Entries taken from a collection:
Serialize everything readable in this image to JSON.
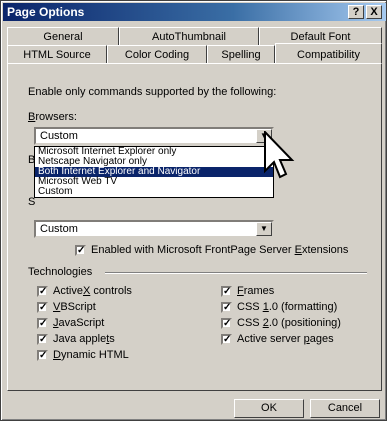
{
  "window": {
    "title": "Page Options"
  },
  "titlebar_buttons": {
    "help": "?",
    "close": "X"
  },
  "tabs": {
    "back": [
      "General",
      "AutoThumbnail",
      "Default Font"
    ],
    "front": [
      "HTML Source",
      "Color Coding",
      "Spelling",
      "Compatibility"
    ],
    "active": "Compatibility"
  },
  "compat": {
    "intro": "Enable only commands supported by the following:",
    "browsers_label_prefix": "",
    "browsers_label_ul": "B",
    "browsers_label_rest": "rowsers:",
    "browsers_value": "Custom",
    "browser_versions_label_partial": "Br",
    "servers_label_partial": "S",
    "servers_value": "Custom",
    "browser_options": [
      "Microsoft Internet Explorer only",
      "Netscape Navigator only",
      "Both Internet Explorer and Navigator",
      "Microsoft Web TV",
      "Custom"
    ],
    "selected_option": "Both Internet Explorer and Navigator",
    "frontpage_ext_prefix": "Enabled with Microsoft FrontPage Server ",
    "frontpage_ext_ul": "E",
    "frontpage_ext_rest": "xtensions",
    "technologies_label": "Technologies",
    "technologies": {
      "left": [
        {
          "pre": "Active",
          "ul": "X",
          "post": " controls"
        },
        {
          "pre": "",
          "ul": "V",
          "post": "BScript"
        },
        {
          "pre": "",
          "ul": "J",
          "post": "avaScript"
        },
        {
          "pre": "Java apple",
          "ul": "t",
          "post": "s"
        },
        {
          "pre": "",
          "ul": "D",
          "post": "ynamic HTML"
        }
      ],
      "right": [
        {
          "pre": "",
          "ul": "F",
          "post": "rames"
        },
        {
          "pre": "CSS ",
          "ul": "1",
          "post": ".0  (formatting)"
        },
        {
          "pre": "CSS ",
          "ul": "2",
          "post": ".0  (positioning)"
        },
        {
          "pre": "Active server ",
          "ul": "p",
          "post": "ages"
        }
      ]
    }
  },
  "buttons": {
    "ok": "OK",
    "cancel": "Cancel"
  }
}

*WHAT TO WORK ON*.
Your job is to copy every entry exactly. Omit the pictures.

*FINISHED TASK*.
Serialize everything readable in this image to JSON.
{
  "window": {
    "title": "Page Options"
  },
  "titlebar_buttons": {
    "help": "?",
    "close": "X"
  },
  "tabs": {
    "back": [
      "General",
      "AutoThumbnail",
      "Default Font"
    ],
    "front": [
      "HTML Source",
      "Color Coding",
      "Spelling",
      "Compatibility"
    ],
    "active": "Compatibility"
  },
  "compat": {
    "intro": "Enable only commands supported by the following:",
    "browsers_label_prefix": "",
    "browsers_label_ul": "B",
    "browsers_label_rest": "rowsers:",
    "browsers_value": "Custom",
    "browser_versions_label_partial": "Br",
    "servers_label_partial": "S",
    "servers_value": "Custom",
    "browser_options": [
      "Microsoft Internet Explorer only",
      "Netscape Navigator only",
      "Both Internet Explorer and Navigator",
      "Microsoft Web TV",
      "Custom"
    ],
    "selected_option": "Both Internet Explorer and Navigator",
    "frontpage_ext_prefix": "Enabled with Microsoft FrontPage Server ",
    "frontpage_ext_ul": "E",
    "frontpage_ext_rest": "xtensions",
    "technologies_label": "Technologies",
    "technologies": {
      "left": [
        {
          "pre": "Active",
          "ul": "X",
          "post": " controls"
        },
        {
          "pre": "",
          "ul": "V",
          "post": "BScript"
        },
        {
          "pre": "",
          "ul": "J",
          "post": "avaScript"
        },
        {
          "pre": "Java apple",
          "ul": "t",
          "post": "s"
        },
        {
          "pre": "",
          "ul": "D",
          "post": "ynamic HTML"
        }
      ],
      "right": [
        {
          "pre": "",
          "ul": "F",
          "post": "rames"
        },
        {
          "pre": "CSS ",
          "ul": "1",
          "post": ".0  (formatting)"
        },
        {
          "pre": "CSS ",
          "ul": "2",
          "post": ".0  (positioning)"
        },
        {
          "pre": "Active server ",
          "ul": "p",
          "post": "ages"
        }
      ]
    }
  },
  "buttons": {
    "ok": "OK",
    "cancel": "Cancel"
  }
}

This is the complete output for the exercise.